START Excerpted data

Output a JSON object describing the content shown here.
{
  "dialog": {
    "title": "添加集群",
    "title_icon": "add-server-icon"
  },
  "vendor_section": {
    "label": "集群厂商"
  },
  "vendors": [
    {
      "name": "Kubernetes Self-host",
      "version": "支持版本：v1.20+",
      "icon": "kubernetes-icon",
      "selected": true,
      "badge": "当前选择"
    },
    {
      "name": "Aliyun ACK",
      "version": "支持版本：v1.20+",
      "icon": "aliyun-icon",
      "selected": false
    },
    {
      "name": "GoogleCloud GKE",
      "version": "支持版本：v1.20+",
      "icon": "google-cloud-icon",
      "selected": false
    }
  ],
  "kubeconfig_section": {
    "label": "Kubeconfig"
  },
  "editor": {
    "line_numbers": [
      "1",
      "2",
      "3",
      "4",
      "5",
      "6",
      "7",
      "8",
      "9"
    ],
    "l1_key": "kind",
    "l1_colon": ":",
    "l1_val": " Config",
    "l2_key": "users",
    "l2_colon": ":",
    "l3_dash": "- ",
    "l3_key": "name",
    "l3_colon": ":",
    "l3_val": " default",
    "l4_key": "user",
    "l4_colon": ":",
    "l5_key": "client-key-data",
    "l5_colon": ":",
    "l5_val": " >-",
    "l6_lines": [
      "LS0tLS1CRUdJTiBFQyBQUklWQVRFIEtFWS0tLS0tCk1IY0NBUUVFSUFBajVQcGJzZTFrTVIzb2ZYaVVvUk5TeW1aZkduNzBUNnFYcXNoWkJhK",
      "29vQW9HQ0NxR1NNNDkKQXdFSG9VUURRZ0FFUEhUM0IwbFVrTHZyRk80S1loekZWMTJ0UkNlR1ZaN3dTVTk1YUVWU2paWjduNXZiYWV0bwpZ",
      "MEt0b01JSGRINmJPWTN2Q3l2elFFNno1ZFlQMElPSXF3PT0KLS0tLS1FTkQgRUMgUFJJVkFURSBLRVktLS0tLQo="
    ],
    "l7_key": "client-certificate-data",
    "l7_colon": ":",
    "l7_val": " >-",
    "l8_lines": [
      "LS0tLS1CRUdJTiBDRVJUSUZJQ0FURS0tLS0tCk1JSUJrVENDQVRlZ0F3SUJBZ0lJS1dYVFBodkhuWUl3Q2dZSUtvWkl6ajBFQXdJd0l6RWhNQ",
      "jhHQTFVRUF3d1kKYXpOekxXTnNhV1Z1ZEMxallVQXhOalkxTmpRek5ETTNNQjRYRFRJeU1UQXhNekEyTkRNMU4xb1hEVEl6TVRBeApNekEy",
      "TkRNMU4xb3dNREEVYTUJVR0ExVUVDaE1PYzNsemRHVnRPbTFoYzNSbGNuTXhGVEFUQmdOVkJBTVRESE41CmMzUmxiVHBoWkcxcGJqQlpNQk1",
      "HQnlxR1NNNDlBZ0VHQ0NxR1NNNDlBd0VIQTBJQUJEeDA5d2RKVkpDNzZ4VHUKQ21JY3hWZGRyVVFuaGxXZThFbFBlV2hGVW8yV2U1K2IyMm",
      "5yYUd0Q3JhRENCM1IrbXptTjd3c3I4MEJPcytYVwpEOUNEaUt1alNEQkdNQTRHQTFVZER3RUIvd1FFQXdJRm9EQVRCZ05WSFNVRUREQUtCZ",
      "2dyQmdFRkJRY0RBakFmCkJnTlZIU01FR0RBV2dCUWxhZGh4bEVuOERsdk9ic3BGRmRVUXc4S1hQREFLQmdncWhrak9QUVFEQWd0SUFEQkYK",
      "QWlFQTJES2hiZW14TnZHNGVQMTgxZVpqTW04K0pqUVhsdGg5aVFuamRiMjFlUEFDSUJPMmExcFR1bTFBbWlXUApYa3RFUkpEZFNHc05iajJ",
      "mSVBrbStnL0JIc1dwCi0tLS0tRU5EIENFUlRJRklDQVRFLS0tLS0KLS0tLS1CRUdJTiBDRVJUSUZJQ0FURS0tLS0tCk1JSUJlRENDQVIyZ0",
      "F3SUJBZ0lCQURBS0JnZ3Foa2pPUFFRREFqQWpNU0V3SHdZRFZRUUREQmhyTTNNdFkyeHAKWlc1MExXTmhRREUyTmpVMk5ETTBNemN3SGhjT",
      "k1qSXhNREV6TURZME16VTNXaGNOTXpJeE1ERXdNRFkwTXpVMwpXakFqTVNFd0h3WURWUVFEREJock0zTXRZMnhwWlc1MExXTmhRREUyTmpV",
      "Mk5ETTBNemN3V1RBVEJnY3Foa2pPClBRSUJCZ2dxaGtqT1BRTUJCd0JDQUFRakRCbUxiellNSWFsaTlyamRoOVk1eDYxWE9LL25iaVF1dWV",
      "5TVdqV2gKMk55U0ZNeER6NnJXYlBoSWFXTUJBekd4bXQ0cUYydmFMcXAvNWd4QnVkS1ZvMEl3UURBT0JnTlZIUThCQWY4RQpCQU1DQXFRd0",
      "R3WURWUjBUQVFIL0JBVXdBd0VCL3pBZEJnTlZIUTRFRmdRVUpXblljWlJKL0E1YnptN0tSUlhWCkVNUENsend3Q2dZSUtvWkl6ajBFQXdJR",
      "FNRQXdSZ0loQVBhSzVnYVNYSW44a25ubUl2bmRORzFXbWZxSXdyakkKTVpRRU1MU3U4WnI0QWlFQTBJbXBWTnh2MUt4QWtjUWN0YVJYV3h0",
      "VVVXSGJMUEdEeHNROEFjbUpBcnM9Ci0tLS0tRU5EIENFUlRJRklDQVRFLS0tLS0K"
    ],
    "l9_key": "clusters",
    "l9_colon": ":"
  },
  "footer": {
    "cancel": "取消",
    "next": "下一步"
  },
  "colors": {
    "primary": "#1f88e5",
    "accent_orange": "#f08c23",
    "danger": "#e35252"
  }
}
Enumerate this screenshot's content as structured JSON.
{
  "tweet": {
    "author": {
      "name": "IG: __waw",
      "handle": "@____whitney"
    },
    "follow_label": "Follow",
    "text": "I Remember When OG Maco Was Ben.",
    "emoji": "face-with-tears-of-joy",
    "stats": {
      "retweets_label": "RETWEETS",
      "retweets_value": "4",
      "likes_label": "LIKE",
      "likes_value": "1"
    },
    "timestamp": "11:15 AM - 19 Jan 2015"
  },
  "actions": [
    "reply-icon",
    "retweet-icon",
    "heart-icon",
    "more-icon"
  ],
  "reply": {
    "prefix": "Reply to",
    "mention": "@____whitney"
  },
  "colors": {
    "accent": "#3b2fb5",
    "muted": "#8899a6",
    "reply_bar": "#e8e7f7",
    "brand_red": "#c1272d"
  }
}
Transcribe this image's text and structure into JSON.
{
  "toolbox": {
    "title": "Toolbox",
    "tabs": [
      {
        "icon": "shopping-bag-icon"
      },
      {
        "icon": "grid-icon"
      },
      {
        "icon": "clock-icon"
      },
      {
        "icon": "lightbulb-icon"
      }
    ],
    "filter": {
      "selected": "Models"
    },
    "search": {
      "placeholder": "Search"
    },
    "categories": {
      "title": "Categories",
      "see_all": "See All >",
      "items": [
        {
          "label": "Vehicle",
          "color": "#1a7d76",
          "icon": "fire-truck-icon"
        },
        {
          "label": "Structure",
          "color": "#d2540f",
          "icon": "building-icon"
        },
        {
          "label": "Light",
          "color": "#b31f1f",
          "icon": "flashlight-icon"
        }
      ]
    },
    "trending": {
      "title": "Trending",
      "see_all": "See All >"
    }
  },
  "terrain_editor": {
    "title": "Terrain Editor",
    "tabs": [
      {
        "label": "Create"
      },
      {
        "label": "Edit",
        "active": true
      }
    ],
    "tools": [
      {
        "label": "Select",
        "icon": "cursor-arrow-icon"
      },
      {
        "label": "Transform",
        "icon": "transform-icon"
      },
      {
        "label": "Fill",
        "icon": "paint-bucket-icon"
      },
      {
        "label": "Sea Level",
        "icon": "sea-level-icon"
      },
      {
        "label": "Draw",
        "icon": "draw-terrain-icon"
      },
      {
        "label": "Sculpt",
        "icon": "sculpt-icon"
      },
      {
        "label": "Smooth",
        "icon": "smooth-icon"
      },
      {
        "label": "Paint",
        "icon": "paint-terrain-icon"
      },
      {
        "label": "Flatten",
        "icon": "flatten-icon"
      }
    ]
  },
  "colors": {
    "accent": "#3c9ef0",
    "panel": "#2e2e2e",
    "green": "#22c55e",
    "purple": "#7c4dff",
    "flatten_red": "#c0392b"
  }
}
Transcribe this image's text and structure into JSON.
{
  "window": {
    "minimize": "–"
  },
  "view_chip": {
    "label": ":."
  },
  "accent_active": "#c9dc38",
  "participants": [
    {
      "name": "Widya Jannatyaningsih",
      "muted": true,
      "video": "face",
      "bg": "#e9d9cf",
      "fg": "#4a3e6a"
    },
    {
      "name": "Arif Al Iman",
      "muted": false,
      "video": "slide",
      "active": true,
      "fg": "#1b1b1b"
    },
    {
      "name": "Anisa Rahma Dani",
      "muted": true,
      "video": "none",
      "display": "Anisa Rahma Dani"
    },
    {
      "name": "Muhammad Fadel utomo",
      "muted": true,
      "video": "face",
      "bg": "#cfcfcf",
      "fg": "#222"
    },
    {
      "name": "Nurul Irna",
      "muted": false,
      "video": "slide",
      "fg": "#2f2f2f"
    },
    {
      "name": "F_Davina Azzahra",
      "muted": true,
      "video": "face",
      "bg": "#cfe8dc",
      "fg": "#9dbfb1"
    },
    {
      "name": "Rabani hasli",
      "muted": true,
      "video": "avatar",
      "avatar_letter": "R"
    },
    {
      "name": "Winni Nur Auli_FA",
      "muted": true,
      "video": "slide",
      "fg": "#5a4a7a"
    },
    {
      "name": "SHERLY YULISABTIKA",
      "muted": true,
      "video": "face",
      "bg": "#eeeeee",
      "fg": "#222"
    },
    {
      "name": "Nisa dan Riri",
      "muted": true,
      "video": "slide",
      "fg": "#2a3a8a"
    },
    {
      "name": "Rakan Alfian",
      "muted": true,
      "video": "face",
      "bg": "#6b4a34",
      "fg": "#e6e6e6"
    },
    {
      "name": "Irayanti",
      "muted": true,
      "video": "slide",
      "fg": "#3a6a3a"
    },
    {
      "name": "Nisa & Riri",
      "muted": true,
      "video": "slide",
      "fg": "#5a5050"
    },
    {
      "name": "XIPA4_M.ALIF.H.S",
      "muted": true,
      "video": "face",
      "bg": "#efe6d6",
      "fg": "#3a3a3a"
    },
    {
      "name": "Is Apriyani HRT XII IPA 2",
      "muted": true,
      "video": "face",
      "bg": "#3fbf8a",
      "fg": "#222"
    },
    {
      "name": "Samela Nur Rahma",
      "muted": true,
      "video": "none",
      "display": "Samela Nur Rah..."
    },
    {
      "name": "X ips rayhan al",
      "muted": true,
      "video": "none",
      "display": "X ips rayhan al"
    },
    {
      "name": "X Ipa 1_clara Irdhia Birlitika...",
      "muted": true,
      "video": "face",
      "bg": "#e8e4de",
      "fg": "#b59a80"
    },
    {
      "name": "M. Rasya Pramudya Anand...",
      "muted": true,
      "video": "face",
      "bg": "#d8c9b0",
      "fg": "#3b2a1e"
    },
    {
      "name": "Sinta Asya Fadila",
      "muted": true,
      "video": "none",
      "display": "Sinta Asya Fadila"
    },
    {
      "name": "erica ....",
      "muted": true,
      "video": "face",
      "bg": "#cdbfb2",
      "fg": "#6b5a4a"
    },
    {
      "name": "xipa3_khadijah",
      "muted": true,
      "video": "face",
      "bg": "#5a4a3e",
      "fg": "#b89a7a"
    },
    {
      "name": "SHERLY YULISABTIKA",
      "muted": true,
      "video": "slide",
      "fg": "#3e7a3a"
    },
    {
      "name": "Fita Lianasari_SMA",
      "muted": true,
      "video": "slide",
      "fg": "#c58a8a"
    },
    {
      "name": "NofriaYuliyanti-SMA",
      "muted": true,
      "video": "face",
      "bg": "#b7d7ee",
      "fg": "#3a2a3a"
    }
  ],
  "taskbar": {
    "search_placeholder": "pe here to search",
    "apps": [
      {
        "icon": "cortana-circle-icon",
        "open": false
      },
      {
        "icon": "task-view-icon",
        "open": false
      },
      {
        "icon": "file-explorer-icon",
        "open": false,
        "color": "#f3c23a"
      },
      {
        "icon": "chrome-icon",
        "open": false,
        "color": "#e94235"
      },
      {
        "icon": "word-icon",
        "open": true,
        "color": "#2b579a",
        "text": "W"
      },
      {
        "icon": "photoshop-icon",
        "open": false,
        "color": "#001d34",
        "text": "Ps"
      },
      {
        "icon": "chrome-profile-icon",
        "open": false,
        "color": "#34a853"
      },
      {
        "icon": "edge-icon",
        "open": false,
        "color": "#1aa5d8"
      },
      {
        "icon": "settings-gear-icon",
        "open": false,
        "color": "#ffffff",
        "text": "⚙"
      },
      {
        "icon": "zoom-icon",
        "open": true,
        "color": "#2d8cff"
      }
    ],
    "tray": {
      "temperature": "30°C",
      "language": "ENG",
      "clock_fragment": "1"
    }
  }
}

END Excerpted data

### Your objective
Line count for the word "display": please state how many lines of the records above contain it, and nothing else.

### Expected answer
4